Massimo describes the process of creating a new menu as an “intellectual act”; he knows before he starts creating a recipe whether a dish will work, or not, purely by intuition.

Massimo: You have to learn to trust yourself. I’ve been here thirty years, I grew up very slowly, like a tree, and I travel a lot to learn everything. In order to create a new recipe, you have to know everything, and then forget everything. And then in this journey of creativity, you have to leave a door open for something unexpected. If you then walk through that door you have the possibility to see the world from another point of view. In that moment you can see a flash, and if you can catch that flash, you get the moment of creativity.

Massimo’s restaurant is located in the region of Emilia-Romagna, often referred to as Italy’s “food bowl”, and home to Parmigiano Reggiano (Parmesan Cheese). One ingredient, one dish, twenty years in the making, the incredible, Five Ages of Parmigiano, is Massimo’s signature dish.  It’s like nothing I have ever eaten before!

A dish by Massimo Bottura called the Five Ages of Parmigiano
A dish by Massimo Bottura called the Five Ages of Parmigiano

Massimo: In the kitchen we (the team) compress into edible bites our passions. I love music, I love art; and if you have a bit of culture, then it’s not just good food you’re creating, it’s something more.

To be a chef today, Massimo says they must have a “big sense of responsibility”. After reading an article by the Food and Agriculture Organisation of the United Nations on food production, sustainability, and poverty, Massimo was inspired to speak out. The article stated that 1.3 billion tonnes of food are wasted each year and one quarter of that could help feed 870 million people who need it. During the Milan Expo in 2015, Massimo worked with a Catholic charity and Milan’s famed Politecnico for the restoration of an abandoned theatre –  Teatro Greco – into a 21st century refectory. The stage was turned into a kitchen and the auditorium the dining room and it became a place for the homeless where meals were created from leftovers from the exhibition. Refettorio Ambrosiano was born, and today, thanks to Caritas Ambrosiana, the soup kitchen lives on permanently, serving the hungry. The Refettorio Ambrosiano has become a true community centre, presenting theatre, music and special events for the community of Greco and the people of Milan.

During the 2016 Rio Olympics, Massimo again enlisted an incredible team of international chefs and they opened his Refettorio Gastromotiva in Rio de Janeiro, turning food waste into nutritional meals for the poor. Massimo has plans to open the soup kitchens in cities including Montreal, Berlin, New York City, and his hometown of Modena.

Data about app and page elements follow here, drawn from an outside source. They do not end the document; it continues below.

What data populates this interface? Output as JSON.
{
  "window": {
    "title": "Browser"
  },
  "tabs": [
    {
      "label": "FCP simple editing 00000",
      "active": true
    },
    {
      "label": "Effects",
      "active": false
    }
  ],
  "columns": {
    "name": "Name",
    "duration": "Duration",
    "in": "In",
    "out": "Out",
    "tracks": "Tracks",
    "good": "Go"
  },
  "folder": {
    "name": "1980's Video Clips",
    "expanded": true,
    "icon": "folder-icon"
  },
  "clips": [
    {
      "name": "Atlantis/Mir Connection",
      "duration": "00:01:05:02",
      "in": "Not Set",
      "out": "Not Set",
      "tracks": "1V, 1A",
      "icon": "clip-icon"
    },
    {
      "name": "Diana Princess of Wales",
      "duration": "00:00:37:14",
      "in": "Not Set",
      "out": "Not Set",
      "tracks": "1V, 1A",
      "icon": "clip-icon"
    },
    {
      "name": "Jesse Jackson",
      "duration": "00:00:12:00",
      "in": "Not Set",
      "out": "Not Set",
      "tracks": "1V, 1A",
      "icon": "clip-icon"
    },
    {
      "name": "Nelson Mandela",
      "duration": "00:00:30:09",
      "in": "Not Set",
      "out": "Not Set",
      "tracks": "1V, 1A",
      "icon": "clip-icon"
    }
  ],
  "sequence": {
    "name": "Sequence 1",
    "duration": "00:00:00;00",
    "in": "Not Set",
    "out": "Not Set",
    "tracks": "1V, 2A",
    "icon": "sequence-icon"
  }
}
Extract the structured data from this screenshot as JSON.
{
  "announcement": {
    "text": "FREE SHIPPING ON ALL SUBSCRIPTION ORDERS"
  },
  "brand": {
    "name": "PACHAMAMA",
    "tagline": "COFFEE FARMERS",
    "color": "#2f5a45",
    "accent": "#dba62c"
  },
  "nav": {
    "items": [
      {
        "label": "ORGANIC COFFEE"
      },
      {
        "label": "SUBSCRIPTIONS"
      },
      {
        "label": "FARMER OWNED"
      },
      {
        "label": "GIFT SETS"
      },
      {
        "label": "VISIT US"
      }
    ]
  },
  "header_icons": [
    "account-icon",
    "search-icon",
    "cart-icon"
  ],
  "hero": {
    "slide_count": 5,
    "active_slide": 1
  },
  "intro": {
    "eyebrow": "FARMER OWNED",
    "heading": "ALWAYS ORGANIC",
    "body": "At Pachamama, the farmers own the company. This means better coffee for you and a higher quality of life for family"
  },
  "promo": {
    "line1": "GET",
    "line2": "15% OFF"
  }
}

Massimo is quick to explain to me that what he is trying to do is more than just a soup kitchen; the projects are attracting not just famous chefs, but also artists and designers who are wanting to create places of beauty that inspire connection and change. Volunteers are able to learn culinary skills from some of the world’s best, and some of their incredibly moving stories from Reffettorio Ambrosiano can be seen in the documentary Theater of Life.

After speaking with Massimo, and then sampling some of his extraordinary dishes, I can see how his creativity and passion, has resulted in him becoming the No.1 chef in the world today!


About Michaela Bolzan

My name is Michaela Bolzan and I am the founder of Creative & Co. I am fascinated by the creative process and now want to explore it more by interviewing imaginative and innovative people across a wide range of occupations. My aim is to discover their passions, learn from where they get their inspiration, and begin to better understand their creative process.